Whilst watching Jeremy Kyle with my Grandma one of the ‘guests’ used the word ‘gay’ in an aggressive and negative manner. I noticed my grandma had a perplexed expression on her face…
Me: I have a friend who is ‘gay’, do you know what I mean by ‘gay’?
Grandma: Your friend must be a happy chappy, someone fun to be around and who’s always smiling.
Me: Well, she is fun to hang around with, but that’s not what I meant by ‘gay’.
Lillie (my 8 year old cousin interjected): I know what you mean, if your friend is ‘gay’ then they are ‘stupid’ and ‘rubbish’!
‘Gay’ to me, means homosexual and refers to someone who is attracted to a person of their own sex. But for my Grandma it refers to someone is who happy, and for my cousin Lillie it holds the negative connotations of something or someone which/who is ‘stupid’ or ‘rubbish’.
So how has it come to be that one word can hold three very different meanings for three different people? It seems language isn’t simple, and despite there being dictionary definitions language is malleable and changeable.
What once meant ‘happy’ now means ‘homosexual’ and is now being used to designate something as negative. Here is a brief background and etymology of the word ‘gay’:
The English word ‘gay’ has uncertain origins but is believed to come from the French word gai which is thought to have German roots. ‘Gay’ referred to someone who was ‘happy’, ‘cheerful’, ‘upbeat’ or generally ‘carefree’.

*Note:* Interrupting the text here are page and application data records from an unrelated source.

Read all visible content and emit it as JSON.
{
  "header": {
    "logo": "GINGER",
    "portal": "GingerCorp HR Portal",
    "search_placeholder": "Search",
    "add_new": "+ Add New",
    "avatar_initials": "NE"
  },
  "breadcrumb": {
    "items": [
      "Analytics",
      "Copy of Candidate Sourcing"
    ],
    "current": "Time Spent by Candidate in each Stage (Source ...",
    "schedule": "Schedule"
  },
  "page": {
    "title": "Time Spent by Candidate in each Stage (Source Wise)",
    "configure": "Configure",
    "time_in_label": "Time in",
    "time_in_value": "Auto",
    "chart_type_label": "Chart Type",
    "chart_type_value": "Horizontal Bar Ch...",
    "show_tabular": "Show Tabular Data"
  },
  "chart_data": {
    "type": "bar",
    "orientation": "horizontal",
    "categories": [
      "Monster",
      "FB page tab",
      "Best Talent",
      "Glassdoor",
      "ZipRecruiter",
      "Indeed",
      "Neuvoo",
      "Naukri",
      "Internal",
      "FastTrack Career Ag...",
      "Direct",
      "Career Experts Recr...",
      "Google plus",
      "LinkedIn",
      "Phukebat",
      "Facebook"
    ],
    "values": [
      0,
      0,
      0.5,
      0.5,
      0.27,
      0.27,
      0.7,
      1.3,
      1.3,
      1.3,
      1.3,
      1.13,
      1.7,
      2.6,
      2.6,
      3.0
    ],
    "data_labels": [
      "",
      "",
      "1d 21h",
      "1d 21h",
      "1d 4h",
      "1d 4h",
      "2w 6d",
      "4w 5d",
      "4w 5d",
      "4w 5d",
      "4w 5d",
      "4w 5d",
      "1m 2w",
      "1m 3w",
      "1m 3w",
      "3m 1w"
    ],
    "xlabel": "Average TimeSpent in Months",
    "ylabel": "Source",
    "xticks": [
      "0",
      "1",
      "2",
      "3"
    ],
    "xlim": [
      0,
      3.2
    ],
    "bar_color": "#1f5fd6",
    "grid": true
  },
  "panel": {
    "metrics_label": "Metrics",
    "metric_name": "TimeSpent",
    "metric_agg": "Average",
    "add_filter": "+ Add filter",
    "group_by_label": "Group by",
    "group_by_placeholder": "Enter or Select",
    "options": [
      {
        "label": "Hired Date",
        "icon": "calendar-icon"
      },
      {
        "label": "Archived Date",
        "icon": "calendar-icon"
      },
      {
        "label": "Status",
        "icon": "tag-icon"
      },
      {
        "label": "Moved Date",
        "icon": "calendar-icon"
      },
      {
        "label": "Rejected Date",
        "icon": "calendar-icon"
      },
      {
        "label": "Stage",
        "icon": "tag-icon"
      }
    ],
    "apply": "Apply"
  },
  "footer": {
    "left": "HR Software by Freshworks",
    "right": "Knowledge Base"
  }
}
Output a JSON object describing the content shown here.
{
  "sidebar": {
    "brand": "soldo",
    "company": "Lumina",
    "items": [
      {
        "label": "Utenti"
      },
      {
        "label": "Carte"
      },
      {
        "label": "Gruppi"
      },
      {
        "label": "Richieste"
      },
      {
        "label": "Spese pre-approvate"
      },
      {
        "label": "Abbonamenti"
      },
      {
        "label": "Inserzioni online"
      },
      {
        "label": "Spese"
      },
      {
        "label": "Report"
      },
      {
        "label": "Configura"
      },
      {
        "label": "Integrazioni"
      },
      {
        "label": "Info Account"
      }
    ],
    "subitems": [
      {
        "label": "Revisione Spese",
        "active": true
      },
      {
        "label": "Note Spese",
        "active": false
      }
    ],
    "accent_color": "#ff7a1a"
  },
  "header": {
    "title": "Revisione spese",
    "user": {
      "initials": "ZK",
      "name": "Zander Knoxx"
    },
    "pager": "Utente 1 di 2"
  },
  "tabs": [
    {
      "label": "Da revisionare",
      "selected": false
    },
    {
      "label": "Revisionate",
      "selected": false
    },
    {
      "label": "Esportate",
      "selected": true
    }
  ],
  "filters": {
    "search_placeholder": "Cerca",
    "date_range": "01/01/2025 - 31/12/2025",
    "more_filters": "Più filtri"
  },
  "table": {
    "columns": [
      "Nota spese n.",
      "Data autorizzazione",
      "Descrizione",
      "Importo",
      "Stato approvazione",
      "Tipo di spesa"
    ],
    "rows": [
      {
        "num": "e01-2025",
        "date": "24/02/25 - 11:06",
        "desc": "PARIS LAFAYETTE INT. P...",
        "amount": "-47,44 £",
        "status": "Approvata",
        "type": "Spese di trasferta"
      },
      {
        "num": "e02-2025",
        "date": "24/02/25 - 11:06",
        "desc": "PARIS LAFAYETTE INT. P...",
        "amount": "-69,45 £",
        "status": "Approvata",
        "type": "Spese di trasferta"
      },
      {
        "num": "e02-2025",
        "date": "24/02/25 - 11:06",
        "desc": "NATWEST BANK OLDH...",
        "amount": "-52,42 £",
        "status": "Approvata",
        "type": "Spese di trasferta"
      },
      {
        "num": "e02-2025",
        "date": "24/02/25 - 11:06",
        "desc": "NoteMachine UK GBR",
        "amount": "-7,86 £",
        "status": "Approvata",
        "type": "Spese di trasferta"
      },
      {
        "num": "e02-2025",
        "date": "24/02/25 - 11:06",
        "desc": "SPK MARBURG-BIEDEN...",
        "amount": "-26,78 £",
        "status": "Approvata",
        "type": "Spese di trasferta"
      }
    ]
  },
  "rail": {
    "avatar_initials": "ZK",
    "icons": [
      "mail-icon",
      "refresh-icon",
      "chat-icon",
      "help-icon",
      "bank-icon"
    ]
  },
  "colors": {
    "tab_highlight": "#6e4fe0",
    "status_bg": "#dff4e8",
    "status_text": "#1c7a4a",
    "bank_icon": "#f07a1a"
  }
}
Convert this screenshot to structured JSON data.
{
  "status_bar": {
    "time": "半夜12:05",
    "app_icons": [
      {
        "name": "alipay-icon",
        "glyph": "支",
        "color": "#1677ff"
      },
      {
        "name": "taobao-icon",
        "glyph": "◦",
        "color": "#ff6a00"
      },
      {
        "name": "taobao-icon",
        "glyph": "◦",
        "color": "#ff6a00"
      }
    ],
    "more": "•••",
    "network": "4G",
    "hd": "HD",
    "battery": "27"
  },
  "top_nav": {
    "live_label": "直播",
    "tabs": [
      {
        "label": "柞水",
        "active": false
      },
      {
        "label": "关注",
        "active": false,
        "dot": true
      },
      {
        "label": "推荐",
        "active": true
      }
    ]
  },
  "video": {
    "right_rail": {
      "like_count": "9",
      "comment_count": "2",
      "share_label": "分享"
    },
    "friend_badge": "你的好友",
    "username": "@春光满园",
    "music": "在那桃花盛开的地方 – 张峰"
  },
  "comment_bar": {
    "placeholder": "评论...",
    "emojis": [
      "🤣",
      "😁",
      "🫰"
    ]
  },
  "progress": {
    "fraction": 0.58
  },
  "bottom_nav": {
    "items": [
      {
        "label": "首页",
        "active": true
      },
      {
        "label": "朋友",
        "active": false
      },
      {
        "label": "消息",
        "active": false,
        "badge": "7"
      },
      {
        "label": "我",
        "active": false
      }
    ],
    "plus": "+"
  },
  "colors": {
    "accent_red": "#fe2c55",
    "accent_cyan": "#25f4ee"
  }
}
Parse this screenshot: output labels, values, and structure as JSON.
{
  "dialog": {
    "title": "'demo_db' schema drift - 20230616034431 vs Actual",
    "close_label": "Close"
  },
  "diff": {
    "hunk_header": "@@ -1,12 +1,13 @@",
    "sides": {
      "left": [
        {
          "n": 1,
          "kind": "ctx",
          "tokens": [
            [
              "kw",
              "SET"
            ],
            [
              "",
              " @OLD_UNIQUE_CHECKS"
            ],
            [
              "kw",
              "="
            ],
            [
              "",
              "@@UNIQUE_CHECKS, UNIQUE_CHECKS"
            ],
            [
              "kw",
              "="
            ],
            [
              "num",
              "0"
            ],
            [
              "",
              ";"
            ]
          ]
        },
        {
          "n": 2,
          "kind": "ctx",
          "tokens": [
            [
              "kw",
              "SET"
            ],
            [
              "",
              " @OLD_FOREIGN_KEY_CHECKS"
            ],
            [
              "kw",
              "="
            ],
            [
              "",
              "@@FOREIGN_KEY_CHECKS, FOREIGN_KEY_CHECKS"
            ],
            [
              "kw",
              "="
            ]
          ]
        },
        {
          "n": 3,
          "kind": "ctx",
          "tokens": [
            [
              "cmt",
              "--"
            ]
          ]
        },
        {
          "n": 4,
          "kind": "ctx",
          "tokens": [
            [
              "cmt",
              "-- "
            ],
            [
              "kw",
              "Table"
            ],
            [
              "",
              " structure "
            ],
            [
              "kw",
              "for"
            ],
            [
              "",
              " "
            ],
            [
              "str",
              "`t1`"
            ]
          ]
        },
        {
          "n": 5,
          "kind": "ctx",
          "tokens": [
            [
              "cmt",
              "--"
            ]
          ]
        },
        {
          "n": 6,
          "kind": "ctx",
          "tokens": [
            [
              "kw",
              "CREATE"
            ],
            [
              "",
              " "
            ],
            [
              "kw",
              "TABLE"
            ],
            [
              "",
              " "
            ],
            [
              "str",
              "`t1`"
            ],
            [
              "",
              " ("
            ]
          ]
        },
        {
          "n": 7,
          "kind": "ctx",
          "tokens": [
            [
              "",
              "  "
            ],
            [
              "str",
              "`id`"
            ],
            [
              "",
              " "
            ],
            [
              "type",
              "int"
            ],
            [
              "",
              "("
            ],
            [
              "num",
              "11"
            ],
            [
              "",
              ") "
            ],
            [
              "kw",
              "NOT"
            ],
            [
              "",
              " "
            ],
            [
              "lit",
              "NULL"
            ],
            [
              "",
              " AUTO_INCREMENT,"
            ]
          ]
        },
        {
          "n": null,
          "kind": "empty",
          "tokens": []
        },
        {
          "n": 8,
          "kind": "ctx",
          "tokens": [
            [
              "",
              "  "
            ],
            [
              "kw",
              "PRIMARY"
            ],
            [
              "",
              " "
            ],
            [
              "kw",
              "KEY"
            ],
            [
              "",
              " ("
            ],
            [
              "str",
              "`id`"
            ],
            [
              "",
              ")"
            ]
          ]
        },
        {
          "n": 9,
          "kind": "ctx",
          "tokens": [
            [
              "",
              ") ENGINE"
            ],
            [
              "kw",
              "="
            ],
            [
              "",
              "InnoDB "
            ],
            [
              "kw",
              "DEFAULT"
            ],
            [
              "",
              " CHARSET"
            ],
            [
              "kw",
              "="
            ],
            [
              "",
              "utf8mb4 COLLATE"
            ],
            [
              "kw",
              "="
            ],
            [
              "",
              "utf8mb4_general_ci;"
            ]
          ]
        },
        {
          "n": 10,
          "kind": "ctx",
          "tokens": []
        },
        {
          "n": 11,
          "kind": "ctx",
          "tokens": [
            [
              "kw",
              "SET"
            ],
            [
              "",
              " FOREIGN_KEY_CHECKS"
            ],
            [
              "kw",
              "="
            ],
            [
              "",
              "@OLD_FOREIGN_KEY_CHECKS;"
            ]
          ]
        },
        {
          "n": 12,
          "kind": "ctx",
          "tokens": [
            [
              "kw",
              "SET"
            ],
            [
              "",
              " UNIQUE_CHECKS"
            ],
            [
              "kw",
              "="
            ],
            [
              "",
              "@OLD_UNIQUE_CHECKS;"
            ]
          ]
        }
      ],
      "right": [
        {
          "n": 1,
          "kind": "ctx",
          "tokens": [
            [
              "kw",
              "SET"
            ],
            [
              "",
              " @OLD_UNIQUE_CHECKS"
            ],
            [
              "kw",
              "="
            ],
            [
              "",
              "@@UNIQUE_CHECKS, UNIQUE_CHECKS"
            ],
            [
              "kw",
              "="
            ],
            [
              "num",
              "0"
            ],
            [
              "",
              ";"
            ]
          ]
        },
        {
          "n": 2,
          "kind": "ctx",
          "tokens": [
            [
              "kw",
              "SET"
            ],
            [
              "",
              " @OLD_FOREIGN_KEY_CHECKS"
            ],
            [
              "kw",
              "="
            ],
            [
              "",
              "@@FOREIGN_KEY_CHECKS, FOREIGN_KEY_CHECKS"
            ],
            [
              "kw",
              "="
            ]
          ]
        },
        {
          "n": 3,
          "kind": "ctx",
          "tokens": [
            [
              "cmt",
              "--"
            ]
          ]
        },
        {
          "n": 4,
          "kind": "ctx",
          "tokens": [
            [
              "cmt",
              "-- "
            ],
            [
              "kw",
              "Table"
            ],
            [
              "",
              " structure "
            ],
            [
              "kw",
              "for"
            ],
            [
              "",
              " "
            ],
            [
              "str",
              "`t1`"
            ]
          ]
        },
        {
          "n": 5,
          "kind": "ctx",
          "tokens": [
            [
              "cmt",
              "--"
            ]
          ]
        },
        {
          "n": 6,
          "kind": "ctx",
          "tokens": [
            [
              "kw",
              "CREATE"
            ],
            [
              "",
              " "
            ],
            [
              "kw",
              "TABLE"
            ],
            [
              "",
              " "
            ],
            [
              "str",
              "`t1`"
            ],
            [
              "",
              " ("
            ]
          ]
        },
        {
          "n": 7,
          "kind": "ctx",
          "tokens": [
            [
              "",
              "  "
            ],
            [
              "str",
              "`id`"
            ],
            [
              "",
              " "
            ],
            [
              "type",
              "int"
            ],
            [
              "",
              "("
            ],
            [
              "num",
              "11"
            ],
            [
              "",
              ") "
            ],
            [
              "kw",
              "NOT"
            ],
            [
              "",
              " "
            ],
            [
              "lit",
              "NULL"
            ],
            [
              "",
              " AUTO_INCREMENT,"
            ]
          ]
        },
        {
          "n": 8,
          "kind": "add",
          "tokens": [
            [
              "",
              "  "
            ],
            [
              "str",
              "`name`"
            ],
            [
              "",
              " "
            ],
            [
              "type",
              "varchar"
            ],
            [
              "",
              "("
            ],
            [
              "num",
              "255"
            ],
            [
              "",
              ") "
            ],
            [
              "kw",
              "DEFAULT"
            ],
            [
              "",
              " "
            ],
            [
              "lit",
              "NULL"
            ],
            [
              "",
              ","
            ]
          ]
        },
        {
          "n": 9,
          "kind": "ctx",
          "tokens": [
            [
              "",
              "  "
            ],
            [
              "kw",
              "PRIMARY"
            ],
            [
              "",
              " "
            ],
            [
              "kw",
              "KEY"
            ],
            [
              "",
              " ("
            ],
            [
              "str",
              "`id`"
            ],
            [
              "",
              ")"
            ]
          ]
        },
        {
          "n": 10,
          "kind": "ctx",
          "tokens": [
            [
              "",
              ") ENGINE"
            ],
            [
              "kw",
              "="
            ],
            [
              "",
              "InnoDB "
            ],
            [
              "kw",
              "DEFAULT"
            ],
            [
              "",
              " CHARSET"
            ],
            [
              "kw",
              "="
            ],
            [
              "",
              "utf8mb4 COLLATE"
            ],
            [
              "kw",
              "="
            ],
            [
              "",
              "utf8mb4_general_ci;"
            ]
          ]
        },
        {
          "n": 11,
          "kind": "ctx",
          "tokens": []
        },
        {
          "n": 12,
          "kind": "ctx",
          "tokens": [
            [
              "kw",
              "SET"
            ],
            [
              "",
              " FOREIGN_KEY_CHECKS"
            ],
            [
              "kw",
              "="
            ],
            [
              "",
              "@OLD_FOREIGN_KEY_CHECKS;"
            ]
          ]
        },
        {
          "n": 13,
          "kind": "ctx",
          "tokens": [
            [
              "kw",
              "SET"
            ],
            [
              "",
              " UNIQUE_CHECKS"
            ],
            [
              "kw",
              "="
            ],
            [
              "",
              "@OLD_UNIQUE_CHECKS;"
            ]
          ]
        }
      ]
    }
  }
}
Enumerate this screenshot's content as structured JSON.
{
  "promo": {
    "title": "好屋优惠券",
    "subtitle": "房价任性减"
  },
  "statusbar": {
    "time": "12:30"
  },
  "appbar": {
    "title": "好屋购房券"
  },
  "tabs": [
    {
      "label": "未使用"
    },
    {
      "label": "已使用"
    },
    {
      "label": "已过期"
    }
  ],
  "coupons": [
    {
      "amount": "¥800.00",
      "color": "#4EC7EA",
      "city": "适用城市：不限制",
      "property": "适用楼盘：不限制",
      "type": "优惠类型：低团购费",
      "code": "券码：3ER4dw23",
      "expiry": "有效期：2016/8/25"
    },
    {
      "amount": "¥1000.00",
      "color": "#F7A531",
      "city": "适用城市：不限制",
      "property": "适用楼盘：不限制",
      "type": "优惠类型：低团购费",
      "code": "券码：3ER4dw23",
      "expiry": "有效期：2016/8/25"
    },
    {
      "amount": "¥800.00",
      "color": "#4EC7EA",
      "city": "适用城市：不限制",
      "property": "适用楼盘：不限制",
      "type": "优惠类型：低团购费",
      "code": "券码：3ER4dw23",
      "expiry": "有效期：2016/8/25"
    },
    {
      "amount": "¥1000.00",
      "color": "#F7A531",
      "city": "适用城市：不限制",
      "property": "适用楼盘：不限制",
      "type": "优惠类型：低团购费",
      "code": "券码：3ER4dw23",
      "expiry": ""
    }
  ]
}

During the early 19th century, ‘gay’ referred to someone with a flamboyant sense of style. And during the late 19th century, the meaning of ‘gay’ expanded and referred to a female prostitute or a man that slept with numerous women, this conception is linked to the original meaning of being carefree, but adds a distinctly negative tone to the word.
During the early 20th century ‘gay’, yet again began to morph into something new. ‘Gay’ was now being used more and more to refer to men who had sex with men.
By the 1950’s it was firmly set that ‘gay’ referred to homosexual men (whilst homosexual women were called lesbians). Homosexual men encouraged the use of the term ‘gay’, as the term ‘homosexual’ sounded clinical.
By the late 20th century ‘gay’ included homosexual women as well as men, whilst continuing to carry the meaning of being, ‘upbeat’ and ‘carefree’.
And in the late 20th century, ‘gay’ has increasingly been used for something deemed ‘rubbish’, ‘inadequate’ or ‘stupid’.
Unfortunately the use of ‘gay’ with a negative meaning is also present within the media and pop culture. For example:
- Katy Perry’s song Ur so gay contains the lyrics “You’re so gay and you don’t even like boys.”
- The movie The Dilemma contains the line “Ladies and gentleman, electric cars are gay. I mean, not homosexual ‘gay’, but my parents are chaperoning the high school dance ‘gay’.”
What is striking about these two examples in particular is that they are both aware of the negative implications on homosexual people as they both differentiate between ‘gay’ as a sexuality and ‘gay’ as a negative and by doing so draw a clear link between the two. This highlights just how careless and inconsiderate we can be with our words and how wide spread the use of ‘gay’ as a negative has become!
In order to combat the negative use of the term, campaigns have been put in place to teach people about the power and influence of language and also to raise awareness regarding the seriousness of homophobia and the effects it can have. ‘Think Before You Speak’ is one such campaign and focuses on damaging language.